“The outdoors is at the heart of so many things that make Lees-McRae College special,” said Katie Wall, an assistant professor and coordinator for the Outdoor Recreation Management program. “Winning the Blue Ridge Outdoors Magazine’s Top Adventure College again is incredibly meaningful for our students, faculty, staff, coaches, alumni, and friends.”
Runner up: Sweet Briar College (Sweet Briar, Va.)
West Virginia University (Morgantown, W.Va.)
Adventure is right out the back door at West Virginia University. Between the three campuses, students have access to thousands of climbing routes and hundreds of miles of whitewater within an hour and a half drive from town.
Dr. Nicolas Zegre, a whitewater kayaker and WVU hydrology professor, is compiling data on how frequently rivers can be paddled nationally.
“If paddling is your priority, then West Virginia is the place to be now and, in the future,” said Zegre, who moved from Oregon to West Virginia. “Whether you live in Morgantown, Fayetteville, or Beckley, classic runs such as the Lower Big Sandy (Class IV and V), the Cheat (Class I-IV), the New (Class I-IV), and the Gauley (Class III-V) run between 180 to 365 days a year and can be paddled after work.”
At the Morgantown campus, students get hands-on storytelling experience capturing whitewater rafting, rock climbing, and mountain biking, while learning journalism principles through the Sports and Adventure Media major. A recent Trail Accelerator grant will allow students in the Landscape Architecture program to work with IMBA to design and build mountain biking trails in the area.
Incoming first-years have the option to take part in Adventure WV, a student-led outdoor orientation program before classes start. Jennifer Stanchfield, a renowned experiential educator, said the Adventure WV program is one of the top outdoor education programs in the world.

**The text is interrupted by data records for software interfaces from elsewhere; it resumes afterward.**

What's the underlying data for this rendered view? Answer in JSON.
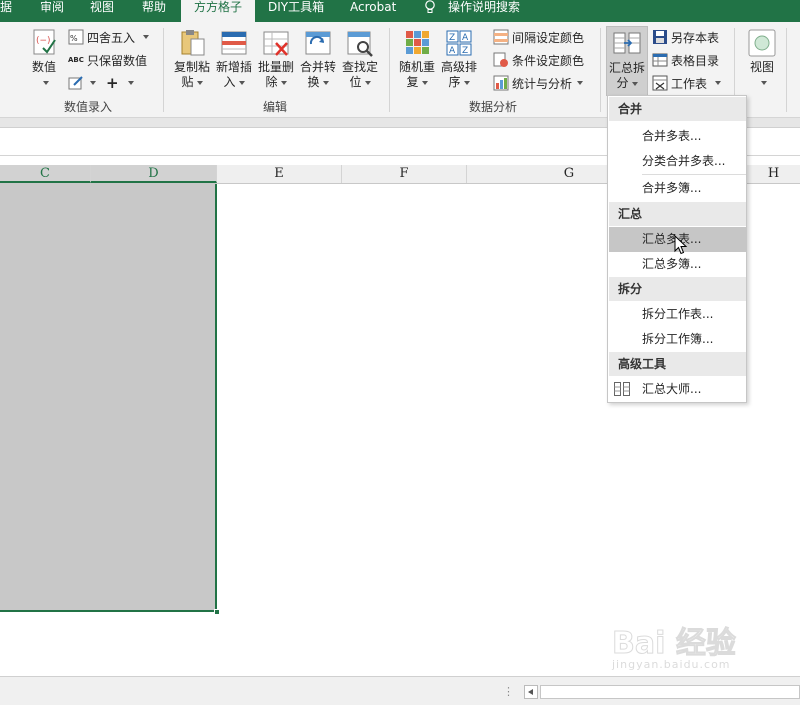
{
  "tabs": [
    {
      "label": "据"
    },
    {
      "label": "审阅"
    },
    {
      "label": "视图"
    },
    {
      "label": "帮助"
    },
    {
      "label": "方方格子"
    },
    {
      "label": "DIY工具箱"
    },
    {
      "label": "Acrobat"
    }
  ],
  "tell_me": "操作说明搜索",
  "ribbon": {
    "groups": {
      "numeric": "数值录入",
      "edit": "编辑",
      "analysis": "数据分析"
    },
    "numeric": {
      "value_label": "数值",
      "round_label": "四舍五入",
      "keep_values_label": "只保留数值",
      "abc_tag": "ABC"
    },
    "edit": {
      "copy_paste": [
        "复制粘",
        "贴"
      ],
      "add_insert": [
        "新增插",
        "入"
      ],
      "batch_delete": [
        "批量删",
        "除"
      ],
      "merge_convert": [
        "合并转",
        "换"
      ],
      "find_locate": [
        "查找定",
        "位"
      ]
    },
    "analysis": {
      "random_repeat": [
        "随机重",
        "复"
      ],
      "advanced_sort": [
        "高级排",
        "序"
      ],
      "interval_color": "间隔设定颜色",
      "conditional_color": "条件设定颜色",
      "stats": "统计与分析"
    },
    "summary": {
      "summarize_split": [
        "汇总拆",
        "分"
      ],
      "save_copy": "另存本表",
      "sheet_index": "表格目录",
      "worksheet": "工作表"
    },
    "view_label": "视图"
  },
  "columns": [
    "C",
    "D",
    "E",
    "F",
    "G",
    "H"
  ],
  "menu": {
    "sections": [
      {
        "title": "合并",
        "items": [
          "合并多表...",
          "分类合并多表...",
          "合并多簿..."
        ]
      },
      {
        "title": "汇总",
        "items": [
          "汇总多表...",
          "汇总多簿..."
        ]
      },
      {
        "title": "拆分",
        "items": [
          "拆分工作表...",
          "拆分工作簿..."
        ]
      },
      {
        "title": "高级工具",
        "items": [
          "汇总大师..."
        ]
      }
    ],
    "hovered": "汇总多表..."
  },
  "statusbar": {
    "dots": "⋮"
  },
  "watermark": {
    "text": "Bai 经验",
    "sub": "jingyan.baidu.com"
  },
  "colors": {
    "accent": "#217346",
    "selection": "#c8c8c8",
    "ribbon": "#f3f3f3"
  }
}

“I consider it a model program for the field not only because of the fantastic facilities in a beautiful location but also because of the quality holistic programming that has been intentionally and incrementally developed over the years based on community need and ongoing research,” she said. “They take the time to cultivate thoughtful, effective facilitators through ongoing training not only on technical skills and outdoor education but also on experiential philosophy, brain research, meaningful reflection, program design, sequencing, and inclusive practices.”
On campus resources include an outdoor rec center, camping facilities, and the only university-managed zipline canopy tour.
The WVU Tech campus in Beckley recently added an Adventure Recreation Management program, which won Best Educational Outdoor Rec Program in BRO’s 2020 Best of the Blue Ridge Awards. Students in the major learn both the technical and management skills needed to run a guiding business in the outdoor industry, including rock climbing, mountain biking, and whitewater paddling.
“Where we are is world-class,” said assistant professor Dave Bernier. “Our classroom ends up being in those places. We’re climbing in the New River Gorge. We’re working with different whitewater operations on the New River and Gauley River.”
Runner up: Appalachian State University (Boone, N.C.)
Small School Finalists
University of North Carolina Asheville (Asheville, N.C.)
Sewanee: The University of the South (Sewanee, Tenn.)
Maryville College (Maryville, Tenn.)
Large School Finalists
East Tennessee State University (Johnson City, Tenn.)
Western Carolina University (Cullowhee, N.C.)
Liberty University (Lynchburg, Va.)